[Opening Data section section]

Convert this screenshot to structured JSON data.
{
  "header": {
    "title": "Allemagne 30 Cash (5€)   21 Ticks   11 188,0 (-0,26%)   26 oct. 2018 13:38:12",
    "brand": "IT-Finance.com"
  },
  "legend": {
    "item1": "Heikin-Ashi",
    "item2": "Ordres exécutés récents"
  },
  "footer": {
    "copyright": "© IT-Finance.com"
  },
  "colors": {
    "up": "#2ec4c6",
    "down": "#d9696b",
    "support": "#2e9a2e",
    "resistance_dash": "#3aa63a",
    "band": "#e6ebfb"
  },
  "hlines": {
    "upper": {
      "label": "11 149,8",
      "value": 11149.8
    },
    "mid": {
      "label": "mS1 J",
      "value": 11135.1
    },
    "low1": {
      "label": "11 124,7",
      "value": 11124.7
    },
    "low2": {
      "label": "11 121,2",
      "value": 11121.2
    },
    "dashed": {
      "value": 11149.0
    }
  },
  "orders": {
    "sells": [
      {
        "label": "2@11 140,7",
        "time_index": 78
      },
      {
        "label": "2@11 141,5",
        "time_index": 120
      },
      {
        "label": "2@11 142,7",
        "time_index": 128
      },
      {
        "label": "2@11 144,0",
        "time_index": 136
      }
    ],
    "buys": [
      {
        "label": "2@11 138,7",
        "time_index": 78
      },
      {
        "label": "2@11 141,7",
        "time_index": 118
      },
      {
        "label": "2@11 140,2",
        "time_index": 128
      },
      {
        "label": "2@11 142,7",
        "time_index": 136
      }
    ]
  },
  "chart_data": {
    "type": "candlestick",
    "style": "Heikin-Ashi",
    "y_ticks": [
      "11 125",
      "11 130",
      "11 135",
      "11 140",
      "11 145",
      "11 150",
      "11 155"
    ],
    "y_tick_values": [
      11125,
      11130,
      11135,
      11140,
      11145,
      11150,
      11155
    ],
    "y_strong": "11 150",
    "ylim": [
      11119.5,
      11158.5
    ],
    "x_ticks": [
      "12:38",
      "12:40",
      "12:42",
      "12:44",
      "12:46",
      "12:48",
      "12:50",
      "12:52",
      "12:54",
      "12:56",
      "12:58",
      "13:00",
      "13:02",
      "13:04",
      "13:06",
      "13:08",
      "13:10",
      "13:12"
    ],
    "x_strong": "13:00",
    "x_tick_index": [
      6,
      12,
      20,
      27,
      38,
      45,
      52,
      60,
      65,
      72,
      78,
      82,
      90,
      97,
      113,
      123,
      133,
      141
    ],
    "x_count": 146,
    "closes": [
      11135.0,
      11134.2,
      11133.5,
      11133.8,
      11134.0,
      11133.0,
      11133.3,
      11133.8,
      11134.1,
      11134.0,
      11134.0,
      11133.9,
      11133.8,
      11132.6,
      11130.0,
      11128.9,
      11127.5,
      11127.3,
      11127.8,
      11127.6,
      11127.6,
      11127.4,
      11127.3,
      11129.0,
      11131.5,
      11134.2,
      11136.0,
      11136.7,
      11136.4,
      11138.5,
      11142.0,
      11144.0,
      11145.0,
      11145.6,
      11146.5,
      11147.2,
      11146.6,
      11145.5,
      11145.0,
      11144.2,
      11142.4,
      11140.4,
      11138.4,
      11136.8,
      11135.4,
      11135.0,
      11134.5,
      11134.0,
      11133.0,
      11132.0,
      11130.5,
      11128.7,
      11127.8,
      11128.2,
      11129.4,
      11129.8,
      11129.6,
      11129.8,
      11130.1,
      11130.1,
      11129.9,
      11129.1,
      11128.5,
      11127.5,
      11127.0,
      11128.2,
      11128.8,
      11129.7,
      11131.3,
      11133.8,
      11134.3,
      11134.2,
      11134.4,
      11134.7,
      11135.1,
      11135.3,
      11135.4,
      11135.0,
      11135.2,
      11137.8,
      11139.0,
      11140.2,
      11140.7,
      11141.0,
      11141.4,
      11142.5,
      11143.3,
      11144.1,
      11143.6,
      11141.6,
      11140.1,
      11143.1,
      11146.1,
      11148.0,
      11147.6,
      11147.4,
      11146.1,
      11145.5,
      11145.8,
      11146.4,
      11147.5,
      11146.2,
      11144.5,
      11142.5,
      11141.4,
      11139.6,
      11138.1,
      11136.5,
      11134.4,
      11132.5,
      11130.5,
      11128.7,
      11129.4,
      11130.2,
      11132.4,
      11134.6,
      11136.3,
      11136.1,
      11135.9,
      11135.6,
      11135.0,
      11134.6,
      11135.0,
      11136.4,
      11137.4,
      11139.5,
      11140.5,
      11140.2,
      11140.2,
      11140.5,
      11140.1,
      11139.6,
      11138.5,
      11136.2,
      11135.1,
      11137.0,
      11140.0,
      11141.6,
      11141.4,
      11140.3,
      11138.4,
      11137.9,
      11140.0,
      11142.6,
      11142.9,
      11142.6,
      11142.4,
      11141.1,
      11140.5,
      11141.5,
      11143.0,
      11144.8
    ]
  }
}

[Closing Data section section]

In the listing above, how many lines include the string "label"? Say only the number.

## Answer section
12